|DE3214605A1 *||Apr 20, 1982||Nov 11, 1982||Rca Corp||Signalverarbeitungsschaltung fuer horizontale und vertikale bilddetails eines farbfernsehsignals|
|EP0177285A2 *||Sep 27, 1985||Apr 9, 1986||Rca Licensing Corporation||Adaptive filtering system|
|EP0177285A3 *||Sep 27, 1985||Mar 23, 1988||Rca Corporation||Adaptive filtering system|
|U.S. Classification||348/665, 348/667, 348/E09.036|
|International Classification||H03H15/00, H04N9/78|
|Apr 14, 1988||AS||Assignment|
Owner name: RCA LICENSING CORPORATION, TWO INDEPENDENCE WAY, P

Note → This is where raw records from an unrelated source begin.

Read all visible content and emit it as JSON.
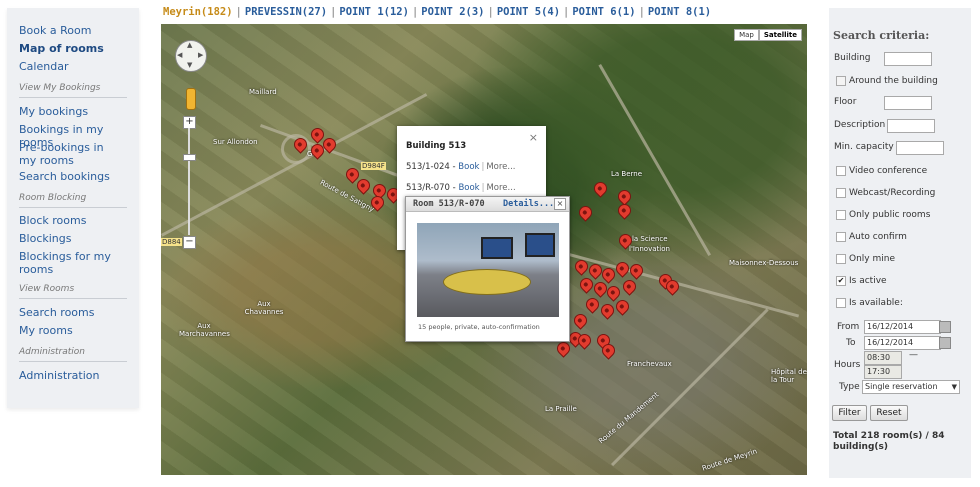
{
  "sidebar": {
    "links_top": [
      "Book a Room",
      "Map of rooms",
      "Calendar"
    ],
    "section_bookings": "View My Bookings",
    "links_bookings": [
      "My bookings",
      "Bookings in my rooms",
      "Pre-bookings in my rooms",
      "Search bookings"
    ],
    "section_blocking": "Room Blocking",
    "links_blocking": [
      "Block rooms",
      "Blockings",
      "Blockings for my rooms"
    ],
    "section_rooms": "View Rooms",
    "links_rooms": [
      "Search rooms",
      "My rooms"
    ],
    "section_admin": "Administration",
    "links_admin": [
      "Administration"
    ]
  },
  "tabs": [
    "Meyrin(182)",
    "PREVESSIN(27)",
    "POINT 1(12)",
    "POINT 2(3)",
    "POINT 5(4)",
    "POINT 6(1)",
    "POINT 8(1)"
  ],
  "map": {
    "type_buttons": [
      "Map",
      "Satellite"
    ],
    "labels": [
      "Golf",
      "Sur Allondon",
      "Maillard",
      "Aux Marchavannes",
      "Aux Chavannes",
      "La Berne",
      "Maisonnex-Dessous",
      "Franchevaux",
      "Hôpital de la Tour",
      "La Praille",
      "Route du Mandement",
      "Route de Meyrin",
      "de la Science",
      "l'Innovation",
      "D984F",
      "D884",
      "Route de Satigny"
    ],
    "zoom_plus": "+",
    "zoom_minus": "−",
    "pan_arrows": [
      "▲",
      "◀",
      "▶",
      "▼"
    ]
  },
  "info_building": {
    "title": "Building 513",
    "close": "×",
    "rows": [
      {
        "room": "513/1-024",
        "book": "Book",
        "more": "More..."
      },
      {
        "room": "513/R-070",
        "book": "Book",
        "more": "More..."
      }
    ],
    "dash": " - ",
    "bar": "|"
  },
  "info_room": {
    "name": "Room 513/R-070",
    "details": "Details...",
    "close": "×",
    "caption": "15 people, private, auto-confirmation"
  },
  "search": {
    "title": "Search criteria:",
    "building_label": "Building",
    "around_label": "Around the building",
    "floor_label": "Floor",
    "description_label": "Description",
    "capacity_label": "Min. capacity",
    "checkboxes": [
      {
        "label": "Video conference",
        "checked": false
      },
      {
        "label": "Webcast/Recording",
        "checked": false
      },
      {
        "label": "Only public rooms",
        "checked": false
      },
      {
        "label": "Auto confirm",
        "checked": false
      },
      {
        "label": "Only mine",
        "checked": false
      },
      {
        "label": "Is active",
        "checked": true
      },
      {
        "label": "Is available:",
        "checked": false
      }
    ],
    "from_label": "From",
    "from_value": "16/12/2014",
    "to_label": "To",
    "to_value": "16/12/2014",
    "hours_label": "Hours",
    "hour_start": "08:30",
    "hour_end": "17:30",
    "hour_dash": "—",
    "type_label": "Type",
    "type_value": "Single reservation",
    "filter_button": "Filter",
    "reset_button": "Reset",
    "total": "Total 218 room(s) / 84 building(s)"
  },
  "colors": {
    "link": "#2a5d9b",
    "active_tab": "#c68b19",
    "pin": "#e23b2e"
  }
}
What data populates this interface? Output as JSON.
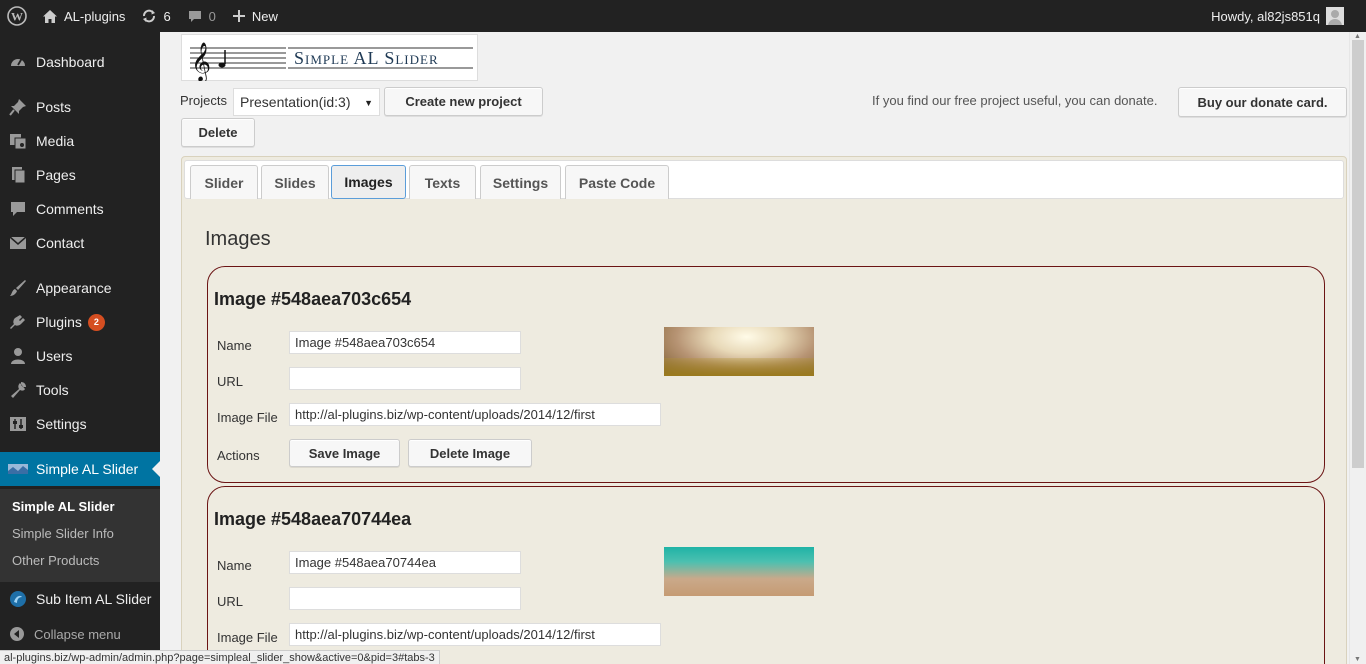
{
  "admin_bar": {
    "site_name": "AL-plugins",
    "updates_count": "6",
    "comments_count": "0",
    "new_label": "New",
    "howdy": "Howdy, al82js851q"
  },
  "sidebar": {
    "items": [
      {
        "label": "Dashboard",
        "icon": "dashboard-icon"
      },
      {
        "label": "Posts",
        "icon": "pin-icon"
      },
      {
        "label": "Media",
        "icon": "media-icon"
      },
      {
        "label": "Pages",
        "icon": "pages-icon"
      },
      {
        "label": "Comments",
        "icon": "comment-icon"
      },
      {
        "label": "Contact",
        "icon": "envelope-icon"
      },
      {
        "label": "Appearance",
        "icon": "brush-icon"
      },
      {
        "label": "Plugins",
        "icon": "plug-icon",
        "badge": "2"
      },
      {
        "label": "Users",
        "icon": "user-icon"
      },
      {
        "label": "Tools",
        "icon": "wrench-icon"
      },
      {
        "label": "Settings",
        "icon": "sliders-icon"
      },
      {
        "label": "Simple AL Slider",
        "icon": "slider-icon"
      },
      {
        "label": "Sub Item AL Slider",
        "icon": "sub-item-icon"
      }
    ],
    "submenu": [
      "Simple AL Slider",
      "Simple Slider Info",
      "Other Products"
    ],
    "collapse_label": "Collapse menu"
  },
  "header": {
    "logo_text": "Simple AL Slider",
    "projects_label": "Projects",
    "project_selected": "Presentation(id:3)",
    "create_button": "Create new project",
    "delete_button": "Delete",
    "donate_text": "If you find our free project useful, you can donate.",
    "donate_button": "Buy our donate card."
  },
  "tabs": [
    "Slider",
    "Slides",
    "Images",
    "Texts",
    "Settings",
    "Paste Code"
  ],
  "active_tab": "Images",
  "images_title": "Images",
  "labels": {
    "name": "Name",
    "url": "URL",
    "image_file": "Image File",
    "actions": "Actions",
    "save": "Save Image",
    "delete": "Delete Image"
  },
  "images": [
    {
      "title": "Image #548aea703c654",
      "name": "Image #548aea703c654",
      "url": "",
      "file": "http://al-plugins.biz/wp-content/uploads/2014/12/first"
    },
    {
      "title": "Image #548aea70744ea",
      "name": "Image #548aea70744ea",
      "url": "",
      "file": "http://al-plugins.biz/wp-content/uploads/2014/12/first"
    }
  ],
  "status_url": "al-plugins.biz/wp-admin/admin.php?page=simpleal_slider_show&active=0&pid=3#tabs-3",
  "colors": {
    "admin_bar": "#222222",
    "current_menu": "#0074a2",
    "panel_bg": "#eeebe0",
    "card_border": "#6b1414",
    "badge": "#d54e21"
  }
}
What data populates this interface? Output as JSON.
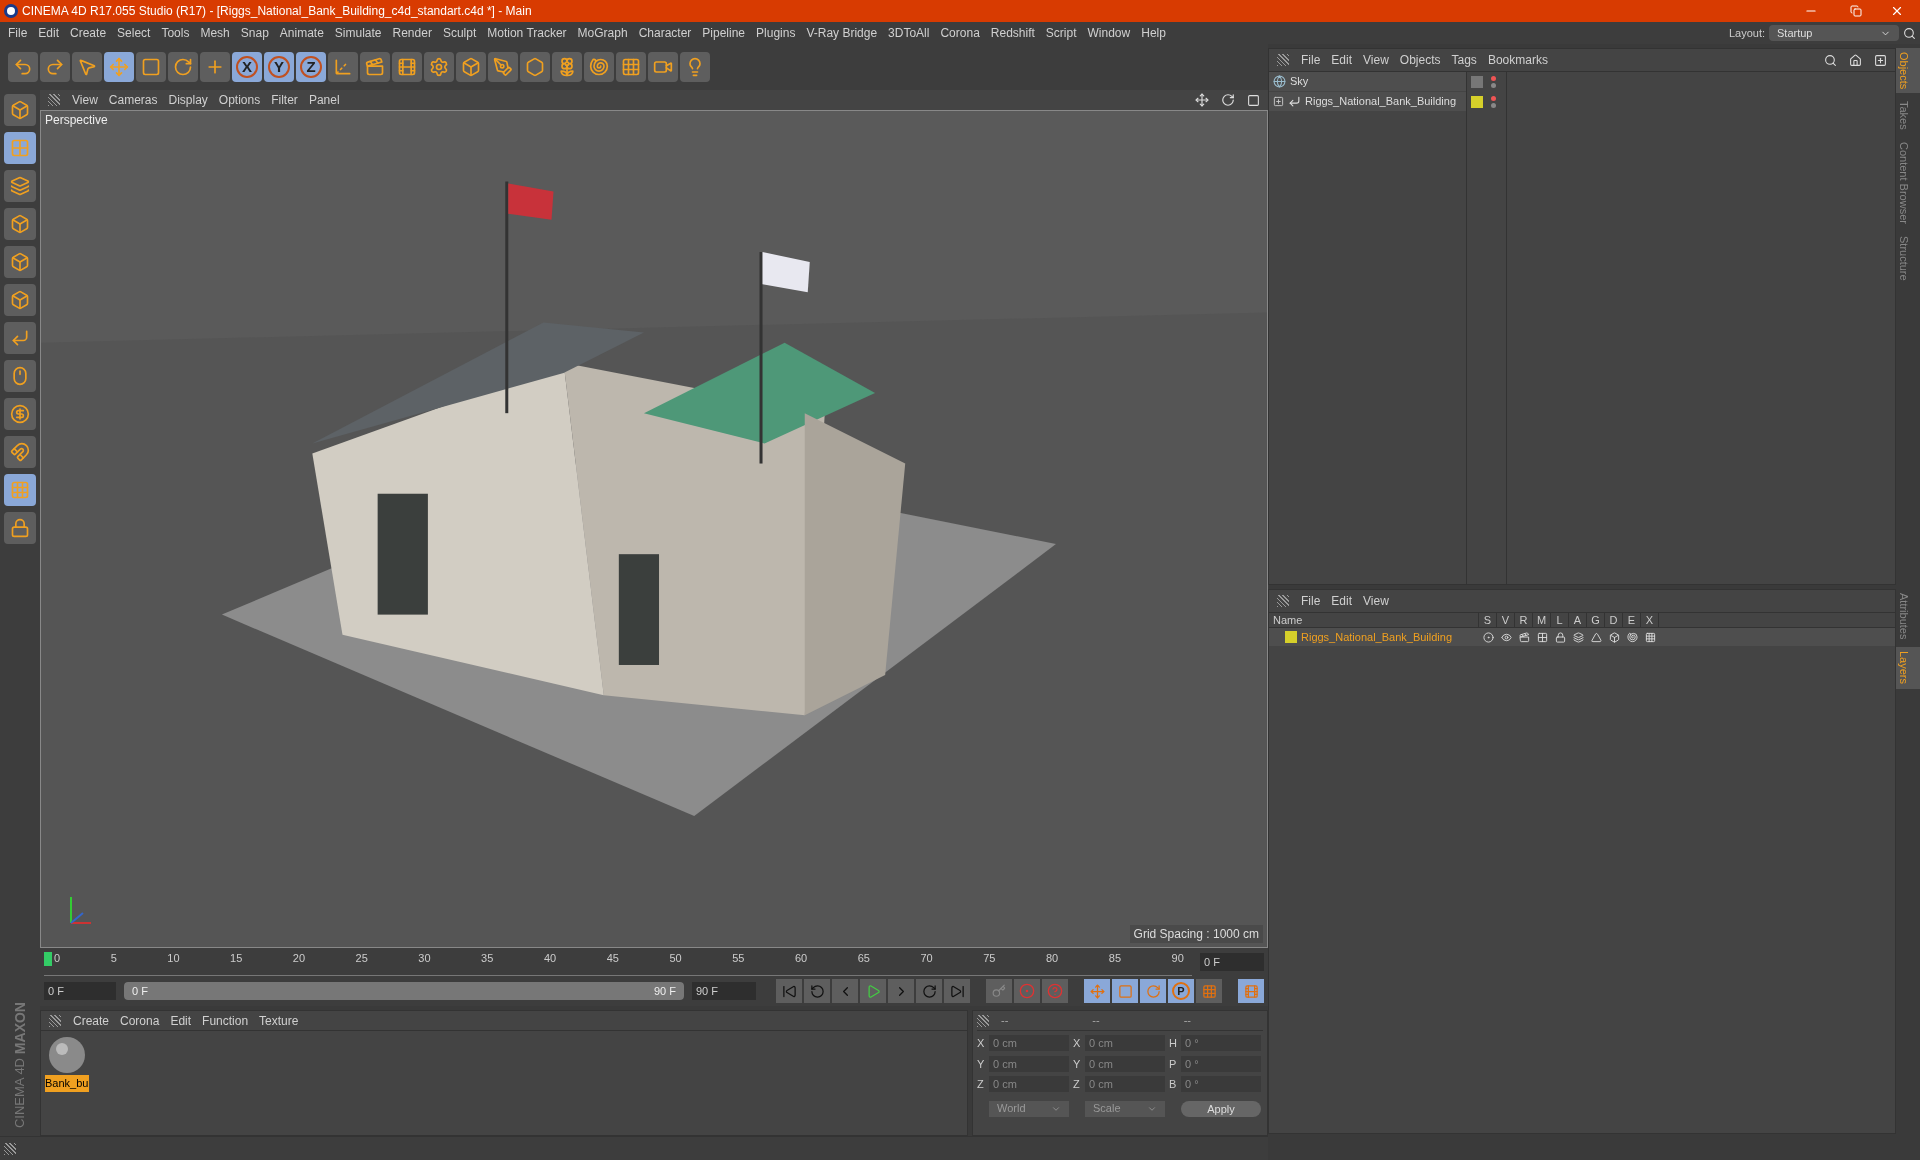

Free format text: ASSIGNMENT OF ASSIGNORS INTEREST.;ASSIGNOR:RCA CORPORATION, A CORP. OF DE;REEL/FRAME:004993/0131
Effective date: 19871208